Work request => Wherever the string "from" shows up in the records below, return that line.

Data supplied =>

-------

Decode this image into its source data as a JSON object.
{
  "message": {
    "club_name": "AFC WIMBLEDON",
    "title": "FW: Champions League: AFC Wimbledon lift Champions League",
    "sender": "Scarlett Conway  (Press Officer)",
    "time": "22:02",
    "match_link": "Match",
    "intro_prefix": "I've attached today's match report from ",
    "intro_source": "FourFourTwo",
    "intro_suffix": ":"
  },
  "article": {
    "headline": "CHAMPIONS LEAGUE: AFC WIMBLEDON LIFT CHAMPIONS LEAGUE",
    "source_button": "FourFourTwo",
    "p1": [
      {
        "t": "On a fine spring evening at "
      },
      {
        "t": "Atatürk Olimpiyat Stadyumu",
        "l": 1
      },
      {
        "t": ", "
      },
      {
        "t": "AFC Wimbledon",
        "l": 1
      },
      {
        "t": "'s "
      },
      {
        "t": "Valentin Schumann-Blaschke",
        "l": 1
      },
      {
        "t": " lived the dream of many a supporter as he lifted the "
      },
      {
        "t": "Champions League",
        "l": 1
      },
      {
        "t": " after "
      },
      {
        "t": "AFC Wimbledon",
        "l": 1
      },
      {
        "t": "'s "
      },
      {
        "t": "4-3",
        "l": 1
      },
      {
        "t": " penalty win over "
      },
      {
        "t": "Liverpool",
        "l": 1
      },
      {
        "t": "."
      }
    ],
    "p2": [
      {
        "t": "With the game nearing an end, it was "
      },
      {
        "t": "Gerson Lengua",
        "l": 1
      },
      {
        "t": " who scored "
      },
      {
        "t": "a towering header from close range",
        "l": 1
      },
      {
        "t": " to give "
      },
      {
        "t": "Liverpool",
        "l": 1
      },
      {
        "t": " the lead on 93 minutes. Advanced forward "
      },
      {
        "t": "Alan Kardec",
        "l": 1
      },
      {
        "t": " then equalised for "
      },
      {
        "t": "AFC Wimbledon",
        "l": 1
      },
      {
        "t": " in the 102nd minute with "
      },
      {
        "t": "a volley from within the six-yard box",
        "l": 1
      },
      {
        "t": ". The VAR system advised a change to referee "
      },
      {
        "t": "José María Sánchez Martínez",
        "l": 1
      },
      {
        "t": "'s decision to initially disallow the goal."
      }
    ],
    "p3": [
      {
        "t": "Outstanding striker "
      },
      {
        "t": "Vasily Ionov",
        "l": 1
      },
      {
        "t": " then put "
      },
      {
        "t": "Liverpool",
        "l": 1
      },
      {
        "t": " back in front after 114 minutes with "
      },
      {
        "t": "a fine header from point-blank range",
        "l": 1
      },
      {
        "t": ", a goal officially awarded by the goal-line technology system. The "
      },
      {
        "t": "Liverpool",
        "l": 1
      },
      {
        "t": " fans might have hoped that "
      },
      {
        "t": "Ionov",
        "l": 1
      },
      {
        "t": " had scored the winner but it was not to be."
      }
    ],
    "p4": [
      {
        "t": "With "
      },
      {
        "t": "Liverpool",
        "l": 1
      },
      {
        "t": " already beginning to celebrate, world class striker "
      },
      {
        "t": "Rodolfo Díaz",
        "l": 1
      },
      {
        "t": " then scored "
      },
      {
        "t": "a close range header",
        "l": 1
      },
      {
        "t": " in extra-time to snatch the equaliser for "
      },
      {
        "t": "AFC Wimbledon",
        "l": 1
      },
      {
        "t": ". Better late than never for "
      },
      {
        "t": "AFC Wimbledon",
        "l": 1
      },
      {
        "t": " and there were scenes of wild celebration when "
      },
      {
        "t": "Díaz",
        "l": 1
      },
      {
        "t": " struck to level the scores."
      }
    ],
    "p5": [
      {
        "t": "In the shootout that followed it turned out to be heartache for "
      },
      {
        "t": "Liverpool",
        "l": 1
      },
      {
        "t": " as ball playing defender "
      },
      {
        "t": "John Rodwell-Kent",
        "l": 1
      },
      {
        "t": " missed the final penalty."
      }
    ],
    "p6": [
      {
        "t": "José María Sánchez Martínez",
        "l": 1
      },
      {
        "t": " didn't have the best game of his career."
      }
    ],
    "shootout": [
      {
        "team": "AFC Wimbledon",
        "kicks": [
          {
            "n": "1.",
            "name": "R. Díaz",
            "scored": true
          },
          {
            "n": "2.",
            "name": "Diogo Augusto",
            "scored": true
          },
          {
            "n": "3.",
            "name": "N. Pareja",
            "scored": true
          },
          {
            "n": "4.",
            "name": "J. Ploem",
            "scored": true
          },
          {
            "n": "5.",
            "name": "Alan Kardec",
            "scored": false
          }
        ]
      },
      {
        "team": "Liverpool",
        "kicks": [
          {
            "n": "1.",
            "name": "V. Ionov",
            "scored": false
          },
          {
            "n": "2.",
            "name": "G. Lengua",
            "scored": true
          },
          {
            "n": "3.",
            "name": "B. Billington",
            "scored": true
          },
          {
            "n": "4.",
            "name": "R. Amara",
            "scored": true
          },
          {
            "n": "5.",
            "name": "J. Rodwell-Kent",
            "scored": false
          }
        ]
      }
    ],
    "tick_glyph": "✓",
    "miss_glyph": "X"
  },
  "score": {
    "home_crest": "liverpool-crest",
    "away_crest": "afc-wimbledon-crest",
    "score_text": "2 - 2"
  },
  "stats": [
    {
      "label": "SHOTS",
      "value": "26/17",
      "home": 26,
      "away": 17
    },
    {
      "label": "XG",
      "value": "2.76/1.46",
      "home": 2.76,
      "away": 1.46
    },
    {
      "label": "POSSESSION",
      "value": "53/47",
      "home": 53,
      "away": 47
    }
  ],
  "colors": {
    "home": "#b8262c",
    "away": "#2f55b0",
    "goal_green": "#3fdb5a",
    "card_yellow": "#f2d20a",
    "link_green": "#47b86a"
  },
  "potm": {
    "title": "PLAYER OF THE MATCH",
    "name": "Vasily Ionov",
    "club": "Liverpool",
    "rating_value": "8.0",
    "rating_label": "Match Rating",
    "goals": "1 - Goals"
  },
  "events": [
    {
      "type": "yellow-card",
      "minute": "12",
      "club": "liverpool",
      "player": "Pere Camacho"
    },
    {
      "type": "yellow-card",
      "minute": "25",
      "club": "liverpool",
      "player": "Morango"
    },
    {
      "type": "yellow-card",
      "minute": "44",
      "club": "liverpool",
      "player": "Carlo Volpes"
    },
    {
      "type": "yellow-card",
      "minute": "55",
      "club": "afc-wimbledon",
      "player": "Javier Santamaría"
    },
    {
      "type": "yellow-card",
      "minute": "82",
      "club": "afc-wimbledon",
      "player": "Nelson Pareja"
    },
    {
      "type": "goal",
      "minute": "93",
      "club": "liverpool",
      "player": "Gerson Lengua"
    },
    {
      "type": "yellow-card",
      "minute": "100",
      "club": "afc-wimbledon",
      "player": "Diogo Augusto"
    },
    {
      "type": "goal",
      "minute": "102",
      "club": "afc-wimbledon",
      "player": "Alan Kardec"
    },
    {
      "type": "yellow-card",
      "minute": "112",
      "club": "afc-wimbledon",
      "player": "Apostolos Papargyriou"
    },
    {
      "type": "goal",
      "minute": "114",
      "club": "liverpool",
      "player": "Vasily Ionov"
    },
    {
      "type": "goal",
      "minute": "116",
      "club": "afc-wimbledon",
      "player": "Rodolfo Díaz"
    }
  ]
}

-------

Solution to the exercise =>
    "intro_prefix": "I've attached today's match report from ",
        "t": "a towering header from close range",
        "t": "a volley from within the six-yard box",
        "t": "a fine header from point-blank range",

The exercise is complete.